The University of Kentucky plans to spend $6.25 million this summer installing a new sound system and video scoreboards in Commonwealth Stadium before the first home football game on September 10.
The UK Athletics Association would pay for the upgrade using $3.15 million in private funds and a $3.1 million internal loan from the cash-strapped university, which has not given raises to most employees for three years.
If the proposal is approved by the Board of Trustees, the Council on Postsecondary Education and the legislature's Capital Projects and Bond Oversight Committee, the athletics association would repay the loan over a period not to exceed five years at a variable interest rate that is now 1.64 percent.
Spokesman Jay Blanton said UK found money for the loan in its "operating funds investment pool," which is the working capital for all university day-to-day operations.
The funding arrangement raised the eyebrows of some faculty members on Thursday.
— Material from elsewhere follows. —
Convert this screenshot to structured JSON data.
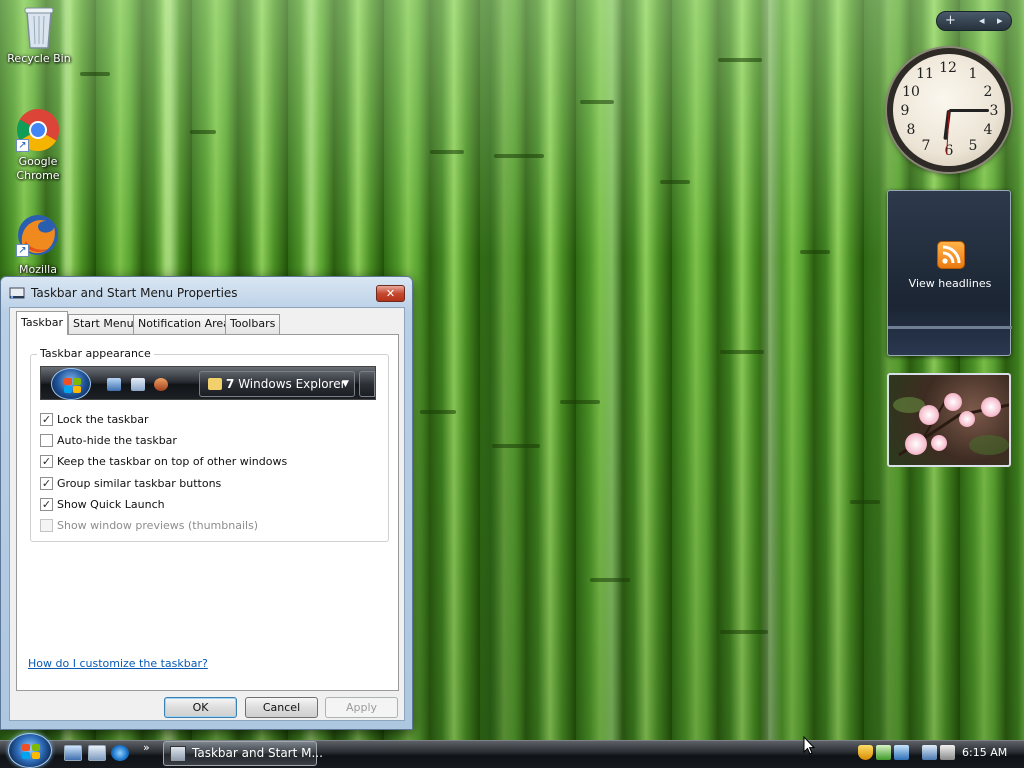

"Once again, when the university finds it needs money it is able to find it in some manner, shape or form," said Ernie Yanarella, a political science professor and former faculty trustee. "Given that it is the athletics program that is requesting essentially a match, this needs to be looked into very carefully."
Joe Peek, a current faculty trustee, said he had only recently heard of the big-ticket proposal.
"Why haven't we had a heads-up on this?" he said. "What is the market interest rate that they would have to pay if they went out and borrowed it? If it's more, then that's a subsidy."
The Council on Postsecondary Education is expected to vote on the proposal at its April 28 meeting. The trustees will take up the issue on May 3.
The existing video boards use Cathode Ray Tube technology that was installed in July 1999 and has become difficult to maintain, according to a summary of the project included on the agenda of the council's April 28 meeting.
The university would install two large panels that use Light-Emitting Diode technology, along with "ribbon boards" on the upper deck sidelines and suite corners that would increase advertising revenue.
The stadium's current video boards "don't provide the kind of sophisticated viewing experience that fans have come to expect across the country," Athletics Director Mitch Barnhart said in a written statement.
The new boards will give fans more access to statistics, scoring updates from games, video replays and closed captioning, Barnhart said.
"As importantly, the boards will generate increased revenue through the sales and marketing of video advertising," he said.
Asked why the athletics department didn't pay for the project using its own endowment funds, Blanton said those funds "are invested on a long-term basis and it makes more financial sense, in this instance, to purchase the new boards in this manner."
Trustees chairman Britt Brockman of Louisville said he had not been involved in discussions concerning the new video boards. He said the loan has "got to do with the day-to-day operations of the university," which would be outgoing UK President Lee T. Todd Jr.'s bailiwick.
"My assumption is that he and the athletic director have made this recommendation," Brockman said.
In February, Todd extended Barnhart's contract to 2019, which he said was a favor to his successor. Barnhart's base salary was boosted from $475,000 to $600,000 annually.
The preferred candidate to become Todd's successor is expected to be voted on by the trustees at their May 3 meeting.
Barnhart has long said he wants to upgrade Commonwealth Stadium.
In a December 2010 interview, he said his primary focus in 2011 would be renovating the stadium. Items on his to-do list included new scoreboards, the addition of club seating and more luxury suites, the construction of a multi-purpose recruiting room, upgrades to the concession stand areas and the addition of electronic monitors in the concourse areas and around the perimeter of the stadium.
The renovations would cost an estimated $150 million to $180 million, Barnhart said.
He said the funding could be assembled three ways: support from the state, fund-raising and borrowing.